    It is good to remember that God knows who we are. I am glad you brought out this in your statement, “God uses his Holy Spirit to mold and shape us.”

  4. Stu,
    Yet another good post – and a great reminder that (thankfully!) we are not all the caricatures of positions that we are often lead to believe…..
    I particularly appreciated your comment – and the accompanying quote you pulled from Chan:
    I really appreciated the way that Dr. Chan took the focus away from formal Asian theologians and shed some light on the way the ordinary Christians in Asia practice their faith.

    “Elite theologians often do not take seriously grassroots experiences. For liberationists, the poor need sociopolitical liberation and justice… It does not occur to these theologians that the poor may be looking for another kind of liberation; spiritual liberation from fear and fatalism…freedom from the fear of spirits; deliverance from demonic oppression, real or perceived; healing for their sickness, and so on.” (page 103).

    There is, too often, this separation between theology and those who think about theology and ‘the rest of us’…. But, just like all of us have a unique worldview, we all have theologies – we just don’t always think explicitly about them or why we have them.
    Similarly, we often claim theologies that out actions don’t bear out….

    Again, thanks for the thoughts and insights.

  5. mm Jennifer Dean-Hill says:

    Thanks, Stu- I so appreciate your perspective on the Asian culture and your passion for them is contagious. This is intriguing to me: “honor-shame culture.” I really like the work of Brene Brown who is a shame researcher and I wonder if you are familiar with her work on developing shame resiliency? If so, I’d be interested in your perspective on how her work would relate to the Asian, honor-shame culture. Your post reinforced the concept that shame and honor are relative to each culture. Thanks for your thoughtful post.

  6. Jim Sabella says:

    Wow Stu, this one’s a good one. Not that your other posts weren’t good, of course! I agree with you that not every Christian ends up with the same biblical world-view. In some ways that would be sad and in other ways it would be detrimental to the spread of the Gospel. It would be sad because everyone would process the same way. It would be detrimental because everyone would process the same way.

    I can’t wait to see you in Hong Kong. You have a wealth of knowledge and experience. I hope you will take time to share some of it with us while we’re there. Thanks, Stu.

  7. mm Katy Drage Lines says:

    In other words, Jesus IS good news. But the good news of who Jesus is and what Jesus has done (and is doing) is highlighted/prioritized differently in different contexts. What is the good new of Jesus for my urban white, Latino, and African American neighbors? What is the good news of Jesus for Koreans, or Filipinos? Likewise, what does it mean to take up your cross in each of these contexts? What is the stumbling block(s) for each?

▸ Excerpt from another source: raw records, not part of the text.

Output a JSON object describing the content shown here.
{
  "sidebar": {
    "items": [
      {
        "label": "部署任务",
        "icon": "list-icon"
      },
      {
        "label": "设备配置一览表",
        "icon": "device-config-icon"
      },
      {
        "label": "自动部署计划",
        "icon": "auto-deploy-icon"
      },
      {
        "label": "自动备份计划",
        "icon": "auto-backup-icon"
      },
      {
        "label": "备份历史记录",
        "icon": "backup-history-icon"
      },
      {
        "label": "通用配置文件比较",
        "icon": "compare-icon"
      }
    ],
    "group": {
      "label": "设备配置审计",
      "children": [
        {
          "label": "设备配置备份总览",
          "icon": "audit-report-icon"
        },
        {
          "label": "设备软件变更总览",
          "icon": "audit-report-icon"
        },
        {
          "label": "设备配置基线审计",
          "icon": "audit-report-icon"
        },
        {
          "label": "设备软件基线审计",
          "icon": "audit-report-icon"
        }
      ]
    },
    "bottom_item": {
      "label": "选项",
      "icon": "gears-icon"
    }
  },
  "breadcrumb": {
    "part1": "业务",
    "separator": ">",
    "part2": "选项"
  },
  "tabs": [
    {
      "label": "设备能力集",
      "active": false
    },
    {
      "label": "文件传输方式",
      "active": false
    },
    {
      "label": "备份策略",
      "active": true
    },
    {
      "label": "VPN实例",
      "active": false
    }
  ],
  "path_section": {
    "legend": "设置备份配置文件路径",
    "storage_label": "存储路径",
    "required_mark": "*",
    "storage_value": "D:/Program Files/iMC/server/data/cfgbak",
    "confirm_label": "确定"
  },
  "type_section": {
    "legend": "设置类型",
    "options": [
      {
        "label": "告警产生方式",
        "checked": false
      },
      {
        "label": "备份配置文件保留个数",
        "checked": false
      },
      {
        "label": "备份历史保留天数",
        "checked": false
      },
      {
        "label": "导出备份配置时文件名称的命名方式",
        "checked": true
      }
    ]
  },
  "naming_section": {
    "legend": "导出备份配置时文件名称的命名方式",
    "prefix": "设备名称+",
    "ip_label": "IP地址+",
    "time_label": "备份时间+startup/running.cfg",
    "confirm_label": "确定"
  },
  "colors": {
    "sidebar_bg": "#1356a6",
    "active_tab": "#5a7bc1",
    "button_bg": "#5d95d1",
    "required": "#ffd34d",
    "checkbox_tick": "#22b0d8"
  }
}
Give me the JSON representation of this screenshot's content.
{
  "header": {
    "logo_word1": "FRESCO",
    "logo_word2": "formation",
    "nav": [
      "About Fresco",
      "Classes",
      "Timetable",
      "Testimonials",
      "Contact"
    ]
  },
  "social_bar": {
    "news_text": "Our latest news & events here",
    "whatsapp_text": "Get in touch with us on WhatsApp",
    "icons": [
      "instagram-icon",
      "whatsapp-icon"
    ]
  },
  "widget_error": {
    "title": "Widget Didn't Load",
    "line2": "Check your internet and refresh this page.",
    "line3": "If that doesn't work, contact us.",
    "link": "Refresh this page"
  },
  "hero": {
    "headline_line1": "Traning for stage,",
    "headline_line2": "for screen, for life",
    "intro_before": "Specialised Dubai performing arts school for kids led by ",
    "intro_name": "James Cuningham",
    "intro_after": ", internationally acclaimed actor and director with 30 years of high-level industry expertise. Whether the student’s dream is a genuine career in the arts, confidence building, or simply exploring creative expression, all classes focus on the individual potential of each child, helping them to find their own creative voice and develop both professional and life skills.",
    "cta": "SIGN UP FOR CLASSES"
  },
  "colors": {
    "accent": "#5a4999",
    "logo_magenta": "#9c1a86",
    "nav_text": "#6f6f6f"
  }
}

  8. Christal Jenkins Tanks says:

    Stu great insights! You positioned the negation of having one “Biblical Worldview” perspective in very practical terms. I completely agree that there is and shouldn’t be one “Biblical Worldview”. With that said, and as you have acknowledge, there are biblical truths that are universal. We have to be careful, even as Chan has stated, not to make holistic assumptions based on how one persons culture engages in faithful practices. For at a grassroots framework, faith, fellowship, community and christian tradition must all be held/assessed in tandem.

  9. Kristin Hamilton says:

    Thank you for going there, Stu! My biblical worldview does not look the same as even members of my own family. I’m okay with that. I used to tell my students, “As long as your worldview reflects the greatest commands, you are on the right track.” I have to trust that those who do not share my biblical worldview, but who love God and love their neighbor, are on the right track.
    I also appreciate your insights re: the honor-shame culture and am looking forward to reading your dissertation!

Leave a Reply

Your email address will not be published. Required fields are marked *